Yet another river water sharing dispute erupts between TN, AP

Update: 2024-02-27 17:54 GMT
Budgetary allocation between Tamil Nadu and Andhra Pradesh for the construction of a check dam across River Palar in the State’s Kuppam Assembly constituency. (Image source: Youtube)

Chennai: A new river water sharing dispute between Tamil Nadu and a neighbouring state has reared its head now with the Andhra Pradesh government making a budgetary allocation for the construction of a check dam across River Palar in the State’s Kuppam Assembly constituency and State Water Resources Minister Duraimurugan pointing out that the dam construction would amount to contempt of court.

Though the controversy erupted a few days after it was reported that Andhra Pradesh Chief Minister Y S Jagan Mohan Reddy would be laying the foundation for the check dam and the PMK raising the issue by wondering if Tamil Nadu had given up its rights and farmers in the Palar river basin objecting to the move, the State government’s stand was made known on Tuesday through Duraimurugan’s statement.

The Minister made it clear that Palar was an inter-state river and an upstream state should not obstruct, divert, or store its water without the permission of the downstream state, according to the 1892 agreement between the Madras Presidency and Mysore princely state.

That agreement had been validated by the Supreme Court in its order dated February 16, 2018, on a petition on the Cauvery River water dispute, he said, quoting the verdict: ‘The two Agreements of 1892 and 1924 had neither any political arrangement nor touched any facet of the sovereignty of India. Per contra, the Agreements cover the areas of larger public interests which do not have any political element and in this backdrop, the agreements are neither inoperative nor completely extinct.’

So, it would be a wrong move on the part of Andhra Pradesh to build the dam in violation of the 1892 agreement, he said.

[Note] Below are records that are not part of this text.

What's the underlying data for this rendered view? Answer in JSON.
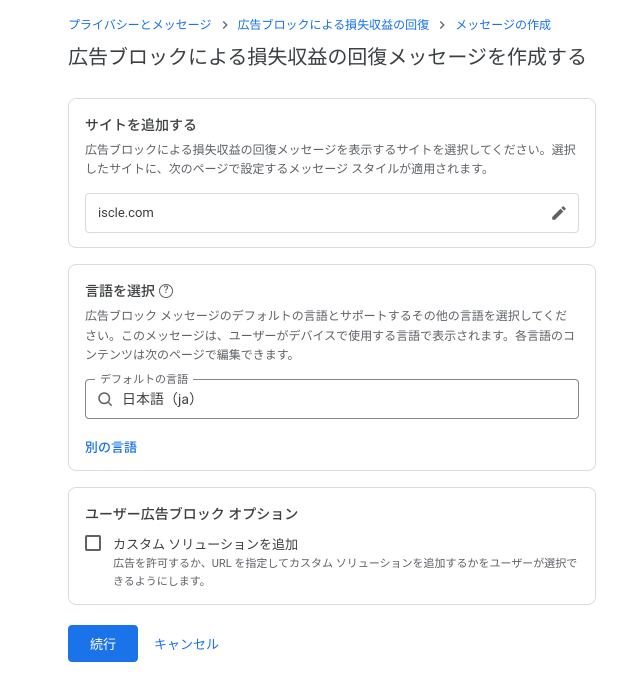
{
  "breadcrumb": {
    "items": [
      {
        "label": "プライバシーとメッセージ"
      },
      {
        "label": "広告ブロックによる損失収益の回復"
      },
      {
        "label": "メッセージの作成"
      }
    ]
  },
  "page": {
    "title": "広告ブロックによる損失収益の回復メッセージを作成する"
  },
  "site_card": {
    "title": "サイトを追加する",
    "desc": "広告ブロックによる損失収益の回復メッセージを表示するサイトを選択してください。選択したサイトに、次のページで設定するメッセージ スタイルが適用されます。",
    "site": "iscle.com"
  },
  "lang_card": {
    "title": "言語を選択",
    "desc": "広告ブロック メッセージのデフォルトの言語とサポートするその他の言語を選択してください。このメッセージは、ユーザーがデバイスで使用する言語で表示されます。各言語のコンテンツは次のページで編集できます。",
    "field_label": "デフォルトの言語",
    "value": "日本語（ja）",
    "other_link": "別の言語"
  },
  "option_card": {
    "title": "ユーザー広告ブロック オプション",
    "check_label": "カスタム ソリューションを追加",
    "check_sub": "広告を許可するか、URL を指定してカスタム ソリューションを追加するかをユーザーが選択できるようにします。"
  },
  "actions": {
    "continue": "続行",
    "cancel": "キャンセル"
  }
}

Earlier, in 2006, when a bid was made to construct a check dam at Ganeshapuram in Kuppam constituency during the tenure of Chandrababu Naidu as Chief Minister of Andhra Pradesh, the State government had approached the Supreme Court.

That case, along with another petition objecting to the raising of the heights of 22 other check dams across Palar, was still pending in the Supreme Court and at that time it was not appropriate for the Andhra Pradesh government to build another dam, which would also amount to contempt of court, he said.

If the new check dam was constructed, reportedly at Shantipuram in Kuppam constituency at a cost of Rs 215 crore, it would be the 23rd check dam across River Palar and would turn the area irrigated by the inter-state river in Tamil Nadu into a desert, farmers claim.

Even now, due to the raising of the height of existing check dams in Andhra Pradesh, water flow into Tamil Nadu happened only when River Palar was in spate during floods, pointed out the farmers, adding that the new dam would only spell disaster for the farmers depending on Palar water for irrigation.

It is said that about 4.5 lakh hectares of agricultural land in the northern districts of Tamil Nadu was dependent on Palar river water, whose flow is even otherwise erratic, and those tracts of land would fully dry up if yet another check dam comes up.

Tamil Nadu has been having running feuds with Karnataka over the sharing of Cauvery water, which has now turned acute with the proposal to build a dam across the river at Mekedatu, and with Kerala over the Mullaiperiyar river water sharing for a long time. Now the Palar had only been added to the list of river water disputes with neighbouring States.


Similar News